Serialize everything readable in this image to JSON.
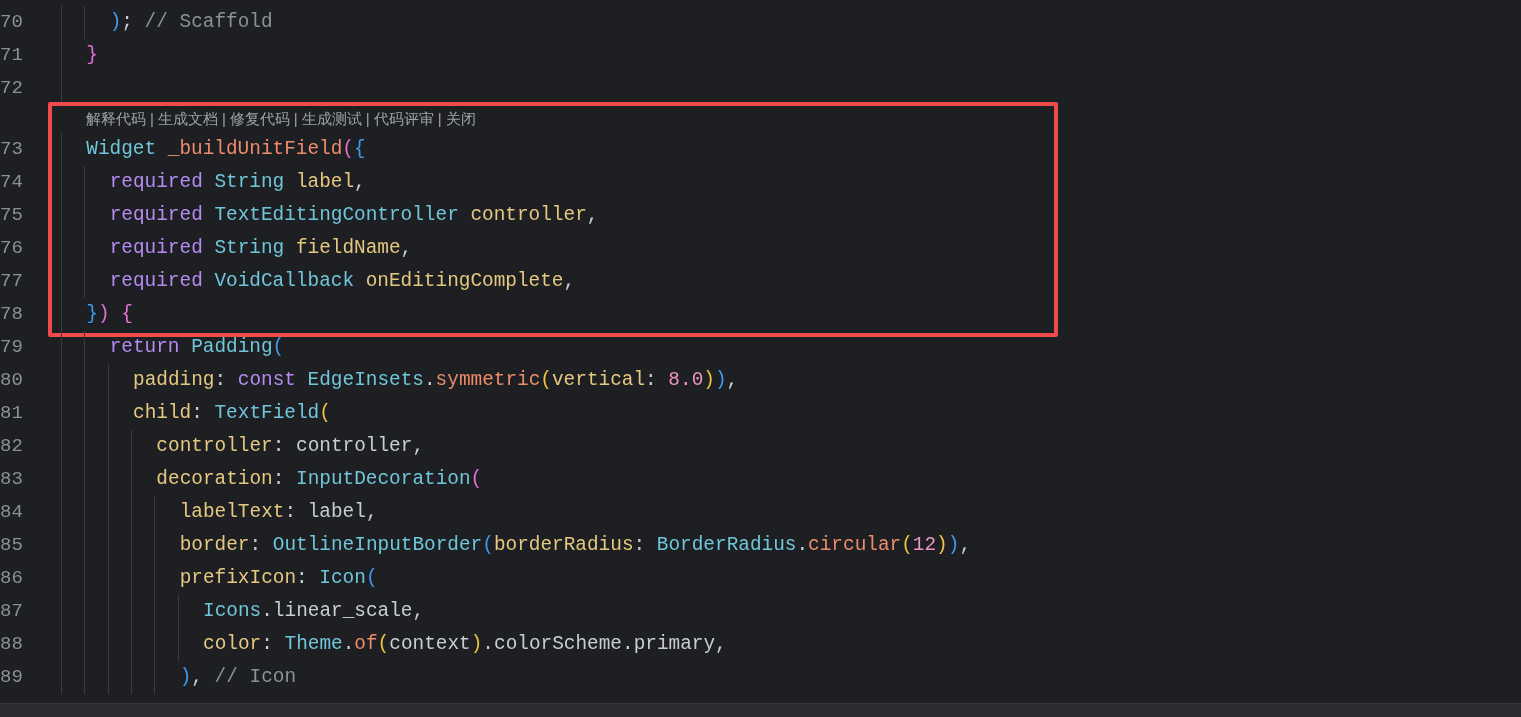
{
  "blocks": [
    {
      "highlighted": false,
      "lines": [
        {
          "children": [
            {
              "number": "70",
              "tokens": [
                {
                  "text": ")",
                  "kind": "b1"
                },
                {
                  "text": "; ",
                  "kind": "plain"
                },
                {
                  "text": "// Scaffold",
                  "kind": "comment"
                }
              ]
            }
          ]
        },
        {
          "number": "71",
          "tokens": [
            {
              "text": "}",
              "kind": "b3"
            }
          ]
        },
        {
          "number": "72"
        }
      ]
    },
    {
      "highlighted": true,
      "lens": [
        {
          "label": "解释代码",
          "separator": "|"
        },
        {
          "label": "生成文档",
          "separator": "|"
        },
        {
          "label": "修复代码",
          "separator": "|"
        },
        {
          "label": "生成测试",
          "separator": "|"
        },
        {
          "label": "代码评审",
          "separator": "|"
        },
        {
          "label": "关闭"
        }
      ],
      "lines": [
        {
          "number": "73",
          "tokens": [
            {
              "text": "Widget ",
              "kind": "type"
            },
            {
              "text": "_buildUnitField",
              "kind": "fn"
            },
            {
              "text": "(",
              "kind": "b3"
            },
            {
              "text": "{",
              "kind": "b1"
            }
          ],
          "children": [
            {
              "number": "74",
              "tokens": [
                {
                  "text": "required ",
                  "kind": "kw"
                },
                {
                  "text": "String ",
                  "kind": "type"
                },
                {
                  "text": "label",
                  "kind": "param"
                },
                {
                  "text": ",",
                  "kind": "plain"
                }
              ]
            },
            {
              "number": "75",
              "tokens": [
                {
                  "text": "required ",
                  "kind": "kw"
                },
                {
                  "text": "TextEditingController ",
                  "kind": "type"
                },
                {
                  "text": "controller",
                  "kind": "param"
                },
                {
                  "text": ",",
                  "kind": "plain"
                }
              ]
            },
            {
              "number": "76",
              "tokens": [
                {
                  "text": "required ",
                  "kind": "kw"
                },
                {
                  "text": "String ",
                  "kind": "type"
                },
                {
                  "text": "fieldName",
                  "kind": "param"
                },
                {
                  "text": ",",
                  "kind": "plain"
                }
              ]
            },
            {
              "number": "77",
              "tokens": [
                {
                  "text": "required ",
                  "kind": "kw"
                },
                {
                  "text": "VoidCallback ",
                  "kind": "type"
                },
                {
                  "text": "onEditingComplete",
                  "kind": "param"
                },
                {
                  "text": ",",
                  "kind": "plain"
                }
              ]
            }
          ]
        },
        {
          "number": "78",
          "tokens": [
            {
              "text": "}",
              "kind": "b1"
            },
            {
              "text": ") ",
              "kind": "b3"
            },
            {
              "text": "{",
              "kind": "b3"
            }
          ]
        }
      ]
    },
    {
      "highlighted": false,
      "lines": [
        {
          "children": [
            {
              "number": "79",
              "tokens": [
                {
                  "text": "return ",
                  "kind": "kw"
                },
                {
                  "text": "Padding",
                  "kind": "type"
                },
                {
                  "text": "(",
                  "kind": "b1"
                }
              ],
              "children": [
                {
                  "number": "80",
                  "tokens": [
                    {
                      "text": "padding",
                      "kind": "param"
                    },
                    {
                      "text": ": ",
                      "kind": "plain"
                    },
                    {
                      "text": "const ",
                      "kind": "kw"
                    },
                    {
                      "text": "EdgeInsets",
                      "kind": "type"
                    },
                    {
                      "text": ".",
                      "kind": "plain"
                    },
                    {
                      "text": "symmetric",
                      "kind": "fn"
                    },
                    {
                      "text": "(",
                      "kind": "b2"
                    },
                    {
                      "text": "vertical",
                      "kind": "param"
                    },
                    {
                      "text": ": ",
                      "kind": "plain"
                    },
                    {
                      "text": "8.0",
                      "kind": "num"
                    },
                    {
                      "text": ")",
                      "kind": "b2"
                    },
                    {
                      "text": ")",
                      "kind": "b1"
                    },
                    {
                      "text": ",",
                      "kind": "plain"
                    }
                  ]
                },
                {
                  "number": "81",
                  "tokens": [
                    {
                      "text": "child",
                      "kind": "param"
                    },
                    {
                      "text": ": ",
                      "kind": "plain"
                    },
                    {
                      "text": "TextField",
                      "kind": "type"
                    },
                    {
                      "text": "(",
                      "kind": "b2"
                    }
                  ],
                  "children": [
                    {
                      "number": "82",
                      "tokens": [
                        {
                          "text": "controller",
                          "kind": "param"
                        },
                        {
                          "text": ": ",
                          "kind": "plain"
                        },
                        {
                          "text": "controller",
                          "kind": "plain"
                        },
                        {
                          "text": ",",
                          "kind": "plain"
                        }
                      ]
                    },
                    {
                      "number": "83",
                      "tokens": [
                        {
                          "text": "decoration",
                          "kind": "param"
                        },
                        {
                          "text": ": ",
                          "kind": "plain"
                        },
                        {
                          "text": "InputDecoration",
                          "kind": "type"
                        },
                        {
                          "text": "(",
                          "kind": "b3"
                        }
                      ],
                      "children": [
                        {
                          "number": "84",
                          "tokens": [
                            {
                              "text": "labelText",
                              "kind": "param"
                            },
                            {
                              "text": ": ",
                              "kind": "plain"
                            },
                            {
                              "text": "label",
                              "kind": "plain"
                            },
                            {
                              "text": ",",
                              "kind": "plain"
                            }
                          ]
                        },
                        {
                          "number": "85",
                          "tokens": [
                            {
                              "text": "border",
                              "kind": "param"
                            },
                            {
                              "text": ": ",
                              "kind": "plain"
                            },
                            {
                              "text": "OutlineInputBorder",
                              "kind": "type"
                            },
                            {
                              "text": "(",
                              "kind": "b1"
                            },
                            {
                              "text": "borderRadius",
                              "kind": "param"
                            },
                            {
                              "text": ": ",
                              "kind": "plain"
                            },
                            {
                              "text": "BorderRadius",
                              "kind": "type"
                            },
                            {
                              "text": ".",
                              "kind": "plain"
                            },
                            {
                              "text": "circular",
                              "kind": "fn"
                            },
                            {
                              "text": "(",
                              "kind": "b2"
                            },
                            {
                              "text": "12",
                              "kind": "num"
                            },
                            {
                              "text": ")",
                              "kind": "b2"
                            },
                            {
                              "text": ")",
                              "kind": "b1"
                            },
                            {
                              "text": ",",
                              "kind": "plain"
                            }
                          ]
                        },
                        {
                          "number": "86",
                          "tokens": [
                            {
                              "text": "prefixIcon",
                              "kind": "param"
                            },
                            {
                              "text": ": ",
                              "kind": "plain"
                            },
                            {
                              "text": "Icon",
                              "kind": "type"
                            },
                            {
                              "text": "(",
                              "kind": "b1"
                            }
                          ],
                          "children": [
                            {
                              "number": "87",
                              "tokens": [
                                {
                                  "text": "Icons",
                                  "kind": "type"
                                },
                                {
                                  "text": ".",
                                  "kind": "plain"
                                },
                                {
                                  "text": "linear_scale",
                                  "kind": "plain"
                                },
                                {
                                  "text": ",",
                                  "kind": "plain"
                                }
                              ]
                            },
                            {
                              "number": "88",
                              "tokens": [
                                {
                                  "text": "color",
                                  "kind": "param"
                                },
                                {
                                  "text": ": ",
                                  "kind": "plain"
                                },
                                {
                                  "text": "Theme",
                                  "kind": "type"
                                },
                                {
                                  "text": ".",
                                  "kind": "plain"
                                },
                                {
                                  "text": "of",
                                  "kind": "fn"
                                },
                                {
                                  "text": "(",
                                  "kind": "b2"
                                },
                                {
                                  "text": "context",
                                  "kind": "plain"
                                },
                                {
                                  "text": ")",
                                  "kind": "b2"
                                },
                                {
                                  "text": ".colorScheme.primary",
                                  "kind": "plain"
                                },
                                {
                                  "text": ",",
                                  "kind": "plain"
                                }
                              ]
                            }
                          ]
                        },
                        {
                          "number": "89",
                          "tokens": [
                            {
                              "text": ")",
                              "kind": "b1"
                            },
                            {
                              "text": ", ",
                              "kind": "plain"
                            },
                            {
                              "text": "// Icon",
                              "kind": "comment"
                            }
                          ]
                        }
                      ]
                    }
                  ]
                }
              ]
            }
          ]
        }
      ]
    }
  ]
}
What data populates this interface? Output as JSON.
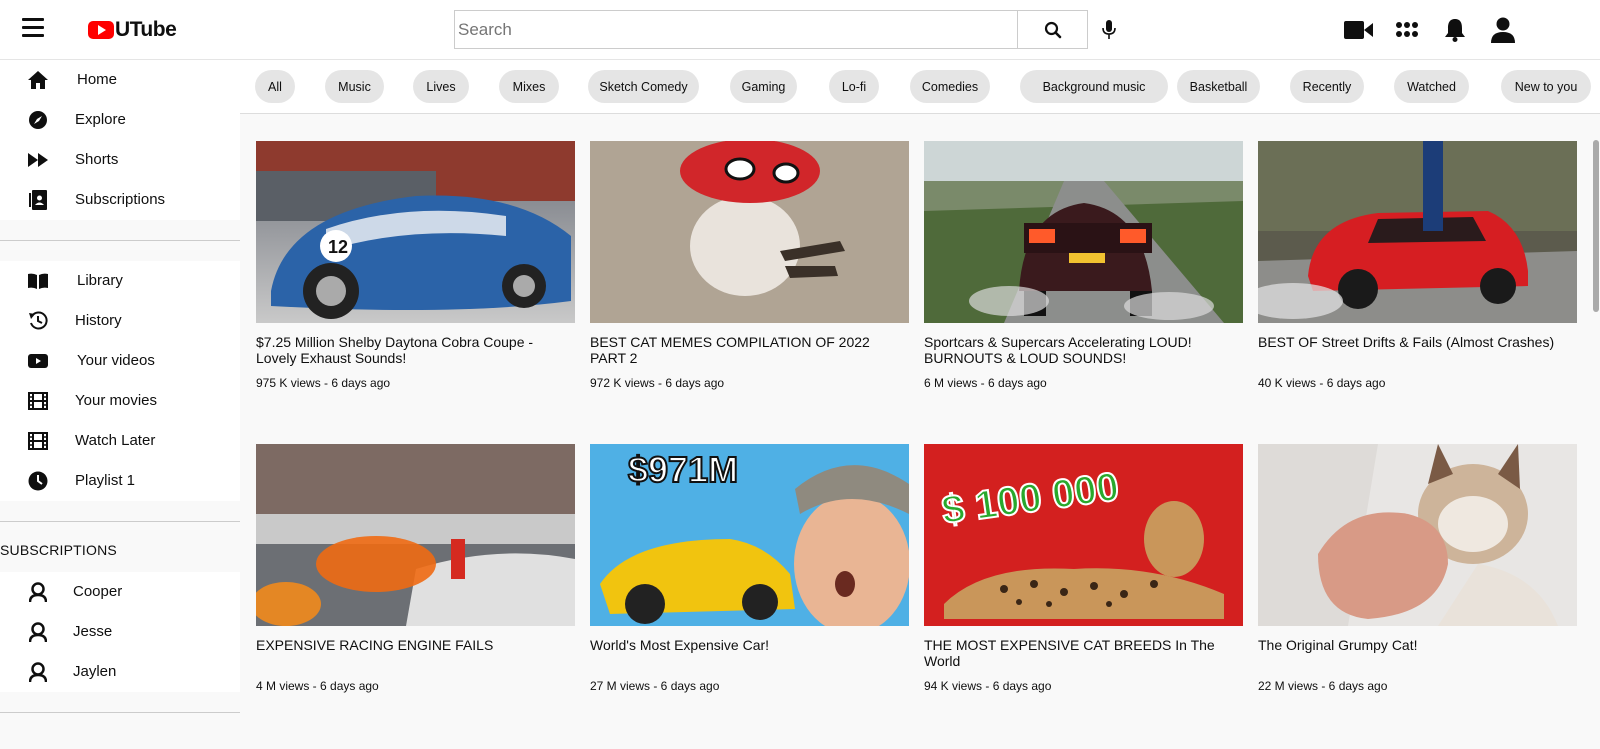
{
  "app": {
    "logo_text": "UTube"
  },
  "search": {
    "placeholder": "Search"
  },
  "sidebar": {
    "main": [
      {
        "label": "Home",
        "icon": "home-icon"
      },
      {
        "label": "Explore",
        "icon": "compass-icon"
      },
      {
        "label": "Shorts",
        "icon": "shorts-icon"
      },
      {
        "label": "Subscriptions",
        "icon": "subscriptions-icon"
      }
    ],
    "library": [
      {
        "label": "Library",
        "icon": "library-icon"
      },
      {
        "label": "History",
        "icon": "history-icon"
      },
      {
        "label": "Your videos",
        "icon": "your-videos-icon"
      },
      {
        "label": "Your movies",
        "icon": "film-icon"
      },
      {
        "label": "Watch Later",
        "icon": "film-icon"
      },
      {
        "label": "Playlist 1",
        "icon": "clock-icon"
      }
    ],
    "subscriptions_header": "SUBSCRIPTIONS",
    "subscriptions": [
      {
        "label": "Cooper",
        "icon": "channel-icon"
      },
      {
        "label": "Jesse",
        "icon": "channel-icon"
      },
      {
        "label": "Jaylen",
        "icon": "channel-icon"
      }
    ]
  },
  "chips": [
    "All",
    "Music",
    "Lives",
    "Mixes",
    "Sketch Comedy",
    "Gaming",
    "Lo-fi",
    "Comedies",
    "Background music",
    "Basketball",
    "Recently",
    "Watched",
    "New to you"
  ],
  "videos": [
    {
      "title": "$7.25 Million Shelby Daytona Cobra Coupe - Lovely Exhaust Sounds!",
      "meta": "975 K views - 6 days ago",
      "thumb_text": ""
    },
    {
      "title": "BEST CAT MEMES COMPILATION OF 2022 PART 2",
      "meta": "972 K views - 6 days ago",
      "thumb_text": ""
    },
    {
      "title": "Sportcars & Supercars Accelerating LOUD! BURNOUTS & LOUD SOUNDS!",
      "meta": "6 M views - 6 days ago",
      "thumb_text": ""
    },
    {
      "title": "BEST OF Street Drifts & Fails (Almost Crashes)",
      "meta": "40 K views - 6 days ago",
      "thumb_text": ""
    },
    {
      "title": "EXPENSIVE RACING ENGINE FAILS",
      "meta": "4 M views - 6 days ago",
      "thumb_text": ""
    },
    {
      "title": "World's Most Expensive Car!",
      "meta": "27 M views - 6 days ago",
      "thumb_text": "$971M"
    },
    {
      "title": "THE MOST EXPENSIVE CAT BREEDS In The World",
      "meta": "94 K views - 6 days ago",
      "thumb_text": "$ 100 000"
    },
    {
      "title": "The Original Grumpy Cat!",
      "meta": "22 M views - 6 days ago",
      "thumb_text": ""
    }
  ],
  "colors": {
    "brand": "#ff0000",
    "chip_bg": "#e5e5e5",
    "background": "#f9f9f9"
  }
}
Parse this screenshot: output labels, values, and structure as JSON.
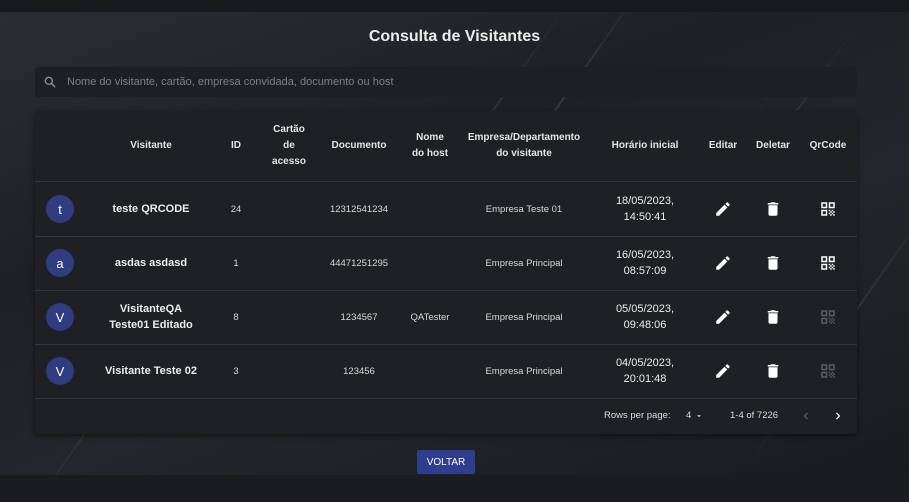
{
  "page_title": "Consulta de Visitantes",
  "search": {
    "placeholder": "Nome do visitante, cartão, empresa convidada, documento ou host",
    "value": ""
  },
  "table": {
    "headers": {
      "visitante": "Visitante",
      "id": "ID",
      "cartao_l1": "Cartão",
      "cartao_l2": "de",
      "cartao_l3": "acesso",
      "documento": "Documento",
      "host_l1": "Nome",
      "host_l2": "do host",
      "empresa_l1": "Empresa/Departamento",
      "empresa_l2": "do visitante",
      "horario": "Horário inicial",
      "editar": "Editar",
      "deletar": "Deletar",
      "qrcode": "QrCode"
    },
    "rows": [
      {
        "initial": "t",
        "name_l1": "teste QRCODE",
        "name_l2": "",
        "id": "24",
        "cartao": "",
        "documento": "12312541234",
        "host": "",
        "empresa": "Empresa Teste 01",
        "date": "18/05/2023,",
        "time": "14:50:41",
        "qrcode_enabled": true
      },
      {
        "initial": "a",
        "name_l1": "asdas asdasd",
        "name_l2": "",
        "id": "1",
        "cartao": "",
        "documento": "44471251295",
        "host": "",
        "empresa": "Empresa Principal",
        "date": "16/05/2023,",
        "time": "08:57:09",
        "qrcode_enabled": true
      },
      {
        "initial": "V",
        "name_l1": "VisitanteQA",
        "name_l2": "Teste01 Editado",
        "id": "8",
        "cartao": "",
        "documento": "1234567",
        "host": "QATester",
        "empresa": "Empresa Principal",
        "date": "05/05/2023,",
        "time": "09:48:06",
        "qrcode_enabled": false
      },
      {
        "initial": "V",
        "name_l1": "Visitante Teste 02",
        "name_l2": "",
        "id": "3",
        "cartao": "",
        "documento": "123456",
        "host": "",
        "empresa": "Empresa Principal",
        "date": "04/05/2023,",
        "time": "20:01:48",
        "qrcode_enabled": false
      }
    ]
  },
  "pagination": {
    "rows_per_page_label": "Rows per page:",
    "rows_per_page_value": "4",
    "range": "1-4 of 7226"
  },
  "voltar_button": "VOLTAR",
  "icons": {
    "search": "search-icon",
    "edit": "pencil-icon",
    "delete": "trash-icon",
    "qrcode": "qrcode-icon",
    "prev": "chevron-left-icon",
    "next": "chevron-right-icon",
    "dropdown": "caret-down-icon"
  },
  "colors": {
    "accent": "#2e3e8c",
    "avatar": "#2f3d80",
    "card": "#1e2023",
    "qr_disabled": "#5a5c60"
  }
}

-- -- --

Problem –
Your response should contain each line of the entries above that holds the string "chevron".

Answer box –
    "prev": "chevron-left-icon",
    "next": "chevron-right-icon",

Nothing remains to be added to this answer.